Phishing is a way of attempting to acquire sensitive information such as usernames, passwords and credit card details by masquerading as a trustworthy entity in an electronic communication. This is similar to Fishing, where the fisherman puts a bait at the hook, thus, pretending to be a genuine food for fish. But the hook inside it takes the complete fish out of the lake. Communications purporting to be from popular social web sites, auction sites, online payment processors or IT administrators are commonly used to lure the unsuspecting public. Phishing is typically carried out by e-mail spoofing or instant messaging, and it often directs users to enter details at a fake website whose look and feel are almost identical to the legitimate one. Phishing is an example of social engineering techniques used to deceive users, and exploits the poor usability of current web security technologies. Attempts to deal with the growing number of reported phishing incidents include legislation, user training, public awareness, and technical security measures.
In short, you might have received an email from ‘WordPress’ asking you to reset your password and there’s a link in the email for you to click. That link however, does not lead to you the legit WordPress but rather a fake site that looks like the real deal, and when you fill in your login information, the evil people who built the fake site then have your information.

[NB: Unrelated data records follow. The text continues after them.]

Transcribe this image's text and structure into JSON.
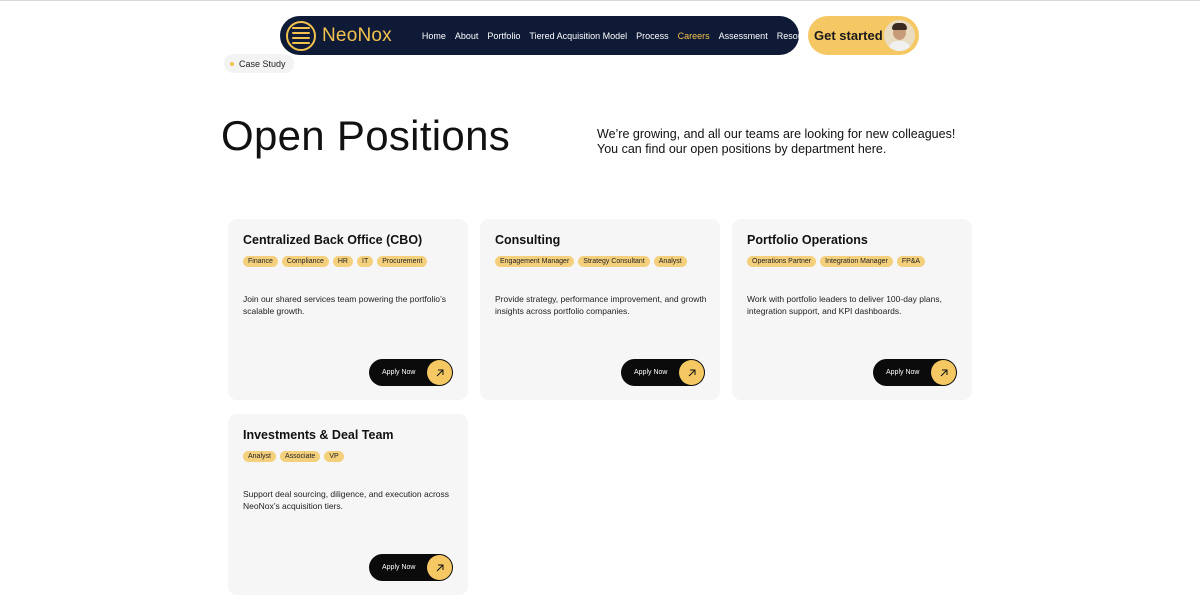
{
  "brand": {
    "name": "NeoNox"
  },
  "nav": {
    "links": [
      "Home",
      "About",
      "Portfolio",
      "Tiered Acquisition Model",
      "Process",
      "Careers",
      "Assessment",
      "Resources"
    ],
    "active": "Careers"
  },
  "cta": {
    "label": "Get started"
  },
  "chip": {
    "label": "Case Study"
  },
  "page": {
    "title": "Open Positions",
    "intro": "We’re growing, and all our teams are looking for new colleagues! You can find our open positions by department here."
  },
  "cards": [
    {
      "title": "Centralized Back Office (CBO)",
      "tags": [
        "Finance",
        "Compliance",
        "HR",
        "IT",
        "Procurement"
      ],
      "description": "Join our shared services team powering the portfolio’s scalable growth.",
      "button": "Apply Now"
    },
    {
      "title": "Consulting",
      "tags": [
        "Engagement Manager",
        "Strategy Consultant",
        "Analyst"
      ],
      "description": "Provide strategy, performance improvement, and growth insights across portfolio companies.",
      "button": "Apply Now"
    },
    {
      "title": "Portfolio Operations",
      "tags": [
        "Operations Partner",
        "Integration Manager",
        "FP&A"
      ],
      "description": "Work with portfolio leaders to deliver 100-day plans, integration support, and KPI dashboards.",
      "button": "Apply Now"
    },
    {
      "title": "Investments & Deal Team",
      "tags": [
        "Analyst",
        "Associate",
        "VP"
      ],
      "description": "Support deal sourcing, diligence, and execution across NeoNox’s acquisition tiers.",
      "button": "Apply Now"
    }
  ],
  "colors": {
    "navy": "#0e1a36",
    "accent": "#f5c863",
    "tag": "#f5d07c",
    "card": "#f6f6f6"
  }
}
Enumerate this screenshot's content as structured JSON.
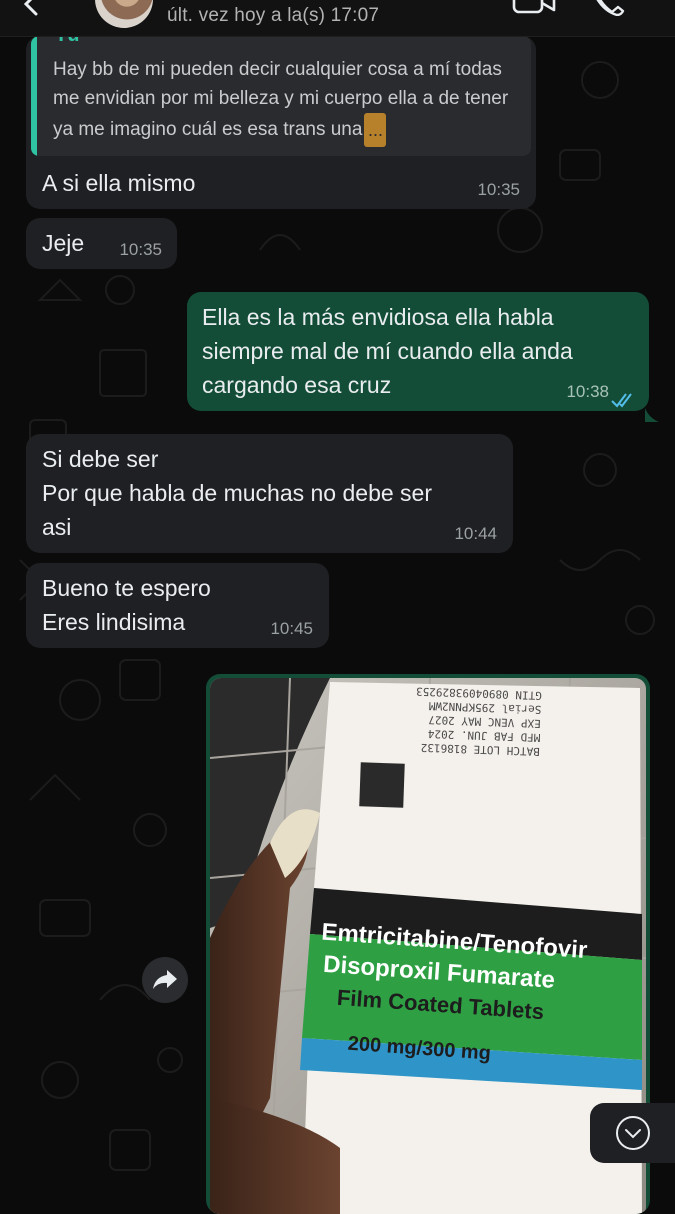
{
  "header": {
    "last_seen": "últ. vez hoy a la(s) 17:07"
  },
  "messages": [
    {
      "direction": "incoming",
      "quote_author": "Tú",
      "quote_text": "Hay bb de mi pueden decir cualquier cosa a mí todas me envidian por mi belleza y mi cuerpo ella a de tener ya me imagino cuál es esa trans una",
      "quote_more": "...",
      "text": "A si ella mismo",
      "time": "10:35"
    },
    {
      "direction": "incoming",
      "text": "Jeje",
      "time": "10:35"
    },
    {
      "direction": "outgoing",
      "lines": [
        "Ella es la más envidiosa ella habla",
        "siempre mal de mí cuando ella anda",
        "cargando esa cruz"
      ],
      "time": "10:38",
      "status": "read"
    },
    {
      "direction": "incoming",
      "lines": [
        "Si debe ser",
        "Por que habla de muchas no debe ser",
        "asi"
      ],
      "time": "10:44"
    },
    {
      "direction": "incoming",
      "lines": [
        "Bueno te espero",
        "Eres lindisima"
      ],
      "time": "10:45"
    },
    {
      "direction": "outgoing",
      "type": "image",
      "image": {
        "box_label_lines": [
          "Emtricitabine/Tenofovir",
          "Disoproxil Fumarate",
          "Film Coated Tablets"
        ],
        "box_dose": "200 mg/300 mg",
        "box_print_lines": [
          "BATCH LOTE 8186132",
          "MFD FAB   JUN. 2024",
          "EXP VENC   MAY 2027",
          "Serial 295KPNN2WM",
          "GTIN  08904093829253"
        ]
      }
    }
  ],
  "colors": {
    "incoming_bubble": "#1f2023",
    "outgoing_bubble": "#134d37",
    "read_ticks": "#53bdeb",
    "quote_accent": "#2fc3a4",
    "background": "#0b0b0b"
  },
  "icons": {
    "back": "chevron-left-icon",
    "video": "video-call-icon",
    "phone": "phone-call-icon",
    "forward": "forward-icon",
    "scroll": "chevron-down-icon"
  }
}
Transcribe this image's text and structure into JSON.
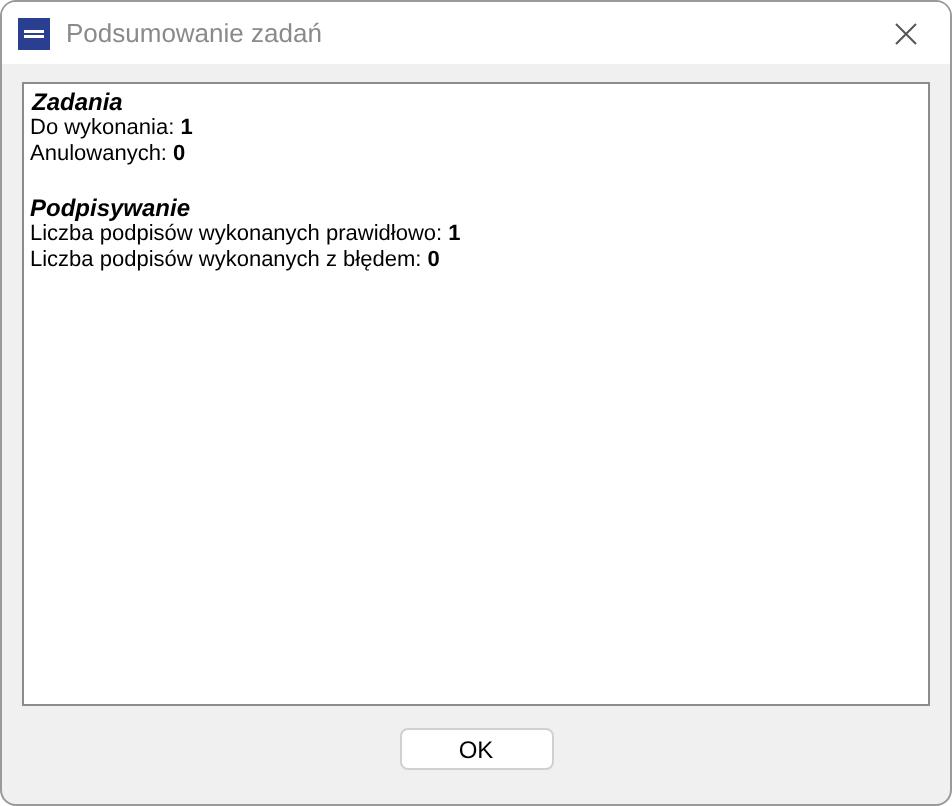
{
  "window": {
    "title": "Podsumowanie zadań"
  },
  "sections": [
    {
      "heading": "Zadania",
      "lines": [
        {
          "label": "Do wykonania: ",
          "value": "1"
        },
        {
          "label": "Anulowanych: ",
          "value": "0"
        }
      ]
    },
    {
      "heading": "Podpisywanie",
      "lines": [
        {
          "label": "Liczba podpisów wykonanych prawidłowo: ",
          "value": "1"
        },
        {
          "label": "Liczba podpisów wykonanych z błędem: ",
          "value": "0"
        }
      ]
    }
  ],
  "buttons": [
    "OK"
  ]
}
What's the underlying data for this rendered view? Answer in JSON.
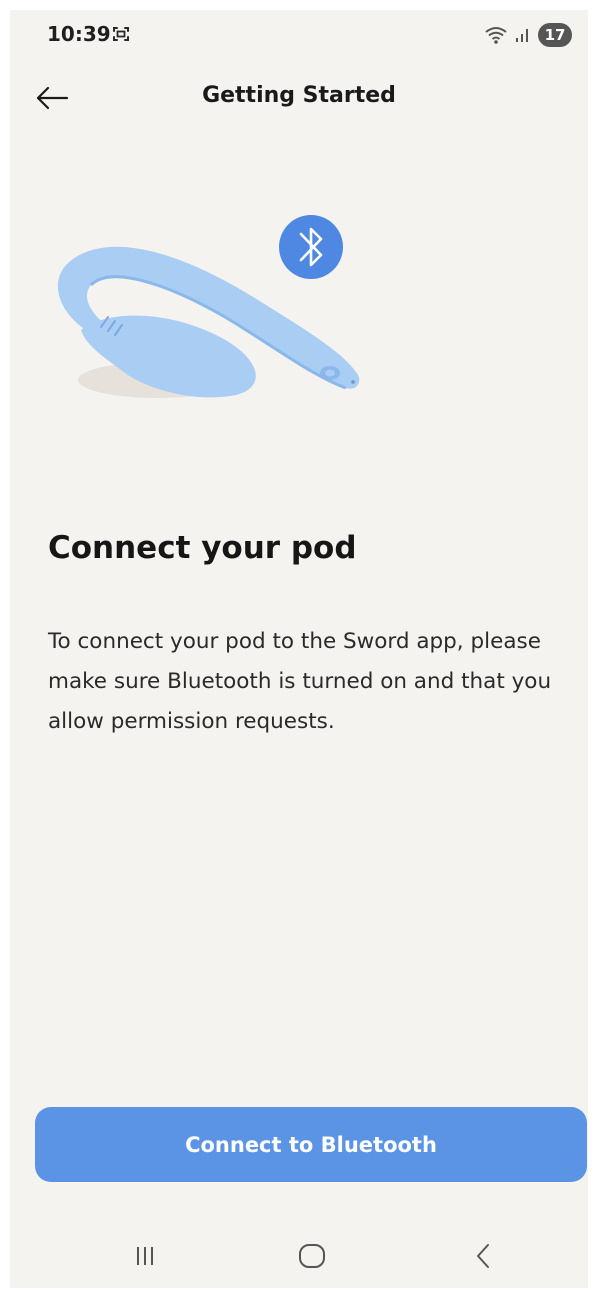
{
  "status_bar": {
    "time": "10:39",
    "battery": "17",
    "icons": [
      "screenshot-icon",
      "wifi-icon",
      "signal-icon"
    ]
  },
  "app_bar": {
    "title": "Getting Started",
    "back_icon": "arrow-left-icon"
  },
  "illustration": {
    "subject": "pod-device",
    "badge_icon": "bluetooth-icon",
    "colors": {
      "device": "#a9cdf3",
      "device_shade": "#8bb8eb",
      "badge": "#4f88e2",
      "shadow": "#e6e1da"
    }
  },
  "content": {
    "title": "Connect your pod",
    "body": "To connect your pod to the Sword app, please make sure Bluetooth is turned on and that you allow permission requests."
  },
  "primary_button": {
    "label": "Connect to Bluetooth",
    "color": "#5b93e5"
  },
  "nav_bar": {
    "items": [
      "recent-apps-icon",
      "home-icon",
      "back-icon"
    ]
  },
  "colors": {
    "background": "#f5f3ef",
    "text": "#161616",
    "accent": "#5b93e5"
  }
}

Password managers prevent this by not allowing you to fill in your details. As an aside, never click on links in emails where possible; if there is a need to reset password or something, go to the website yourself, typing in the legit address that you know.
Personally, I love my password manager, and use it to store not only my login credentials, but also some sensitive data, software licenses and credit card details. There’s Dropbox syncing and iOS apps too, so my data is always with me and in sync across devices, but accessible only with the master password. Well, not exactly. On my iPhone 1Password has to be accessed by a 4-digit password, and that only brings up the list of headings. To see the full information, I have to key in another password that can be different from my über powerful password.
So, technically I have to remember three passwords, but this translates to a different password for every service I use. The only downside is that whenever I have to log into a service on a device that isn’t mine, I’d have to refer to my phone; then again, I think it’s a inconvenience I’d gladly afford for added security.
If you need a password manager, I recommend trying out 1Password for 30 days. Actually, you can continue using it beyond expiry; there’s just this pesky pop-up which you can dismiss after a while. For me I actually paid for my Mac and iOS licenses (and it’s one of the first few apps I always install after reformatting) but not my Windows, since the minor inconvenience is not an issue given the little time I spend with the platform. You can check them out here.
Of course, if password managers are not your cup of tea, try creating some interesting and lengthy passwords using common words as shown below***:
*XY’s first post can be found here.
**XY’s second post about password creation can be found here.